Component Initialization is the process of initializing some data structures so that a component can co-exist in peace with the other components in the CCAT federation. Components are created using the singleton model from the creational pattern school of design. Each component is provided with a home, a concept inspired from EJB. We even provide each component with a thin HPC++ wrapper so that it can be instantiated via gram . Code in the following files explains the process of initialization for the Concat Component.
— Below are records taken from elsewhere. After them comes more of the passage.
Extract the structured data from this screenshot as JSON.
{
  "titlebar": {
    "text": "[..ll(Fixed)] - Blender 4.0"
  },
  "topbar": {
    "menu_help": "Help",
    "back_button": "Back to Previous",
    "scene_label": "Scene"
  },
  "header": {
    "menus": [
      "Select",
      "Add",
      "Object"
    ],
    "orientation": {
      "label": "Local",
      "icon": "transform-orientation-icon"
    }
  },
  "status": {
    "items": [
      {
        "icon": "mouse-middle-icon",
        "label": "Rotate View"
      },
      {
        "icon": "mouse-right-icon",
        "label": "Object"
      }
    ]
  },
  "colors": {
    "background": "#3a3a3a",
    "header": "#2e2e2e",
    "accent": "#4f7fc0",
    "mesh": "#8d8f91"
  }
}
Since these files are expected to be generated by the stub compiler, the code for the NewString component can be developed similarly.
  1. ConcatComponentHome.h
  2. ConcatComponentHome.C
  3. ConcatServer.C
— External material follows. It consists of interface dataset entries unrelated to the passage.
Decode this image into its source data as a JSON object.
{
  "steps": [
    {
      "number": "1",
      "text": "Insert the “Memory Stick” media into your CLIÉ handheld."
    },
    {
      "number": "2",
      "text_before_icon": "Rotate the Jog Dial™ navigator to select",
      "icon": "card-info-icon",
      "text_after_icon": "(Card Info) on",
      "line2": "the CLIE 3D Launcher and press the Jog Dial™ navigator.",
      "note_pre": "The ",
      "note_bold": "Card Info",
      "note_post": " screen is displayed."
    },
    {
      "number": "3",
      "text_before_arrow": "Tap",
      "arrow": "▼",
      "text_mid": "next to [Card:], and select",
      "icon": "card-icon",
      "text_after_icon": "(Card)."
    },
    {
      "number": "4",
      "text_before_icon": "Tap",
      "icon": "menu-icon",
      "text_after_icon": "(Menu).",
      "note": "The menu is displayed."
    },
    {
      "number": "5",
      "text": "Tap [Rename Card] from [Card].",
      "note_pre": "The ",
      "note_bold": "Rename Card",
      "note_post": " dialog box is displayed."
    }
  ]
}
Component Interface Implementatation

Since the stubs and skeletons handle all the communication and framework details, the component developers are expected to abide by a strict inheritance pattern in their code so as to be able to receive method invocations from remote processes. The following files provide the template that component developers must follow in order to be CCAT compliant. Please mark the comments (yes ! in a stunning display of software engineering, I have included some documentation here) or else you will greeted by core dumps at the time of execution.
  1. ConcatComponent.h
  2. ConcatComponent.C

Provides Port Implementatation

The end user is supposed to provide an implementation of the provides port that (s)he registered in the setServices() method while implementing the component interface implementation. The inheritance structure *has* to conform to what the CCAT stubs and skeletons expect as illustrated in the code presented in the following files:
  1. MyString_impl.h
  2. MyString_impl.C
  3. ConcatParms_impl.h
  4. ConcatParms_impl.C

Uses Port Interface Implementatation

The CCA design mandates that the framework manufacture the uses port for all the IDL specifications presented by the user. The user is provided with a handle to the uses port implementation whenever he asks for it.
// Typically the NewSystem component upon generation of a
// new string will propagate it to the Concat component
// via its uses port for MyString_idl

// UsesMyString: type of the output port
// m_core: pointer to the services object
// "outputMyString": name given to the port in registerUsesPort() call

 UsesMyString *up = dynamic_cast(m_core->getPort("outputMyString"));

Flow of Control

The CCA specification does not specify the flow of control of the system of connected components. CCAT provides the user with an option of starting, stopping and killing components via the parameter ports. This, we belive, will be the most common way to kick off any execution cycle.

XML specification

The components are described using XML technology. We provide the XML description for NewString and Concat as examples. These XMLs conform to this DTD .
  1. XML for Concat
  2. XML for NewString

Incorporating into CCAT

All these new files that we have talked about so far need to be placed into specific places in the CCAT hierarchy. (More details on this soon).

Installing components

(More details on this soon)
Last modified: Wed Jan 26 20:08:21 EST 2000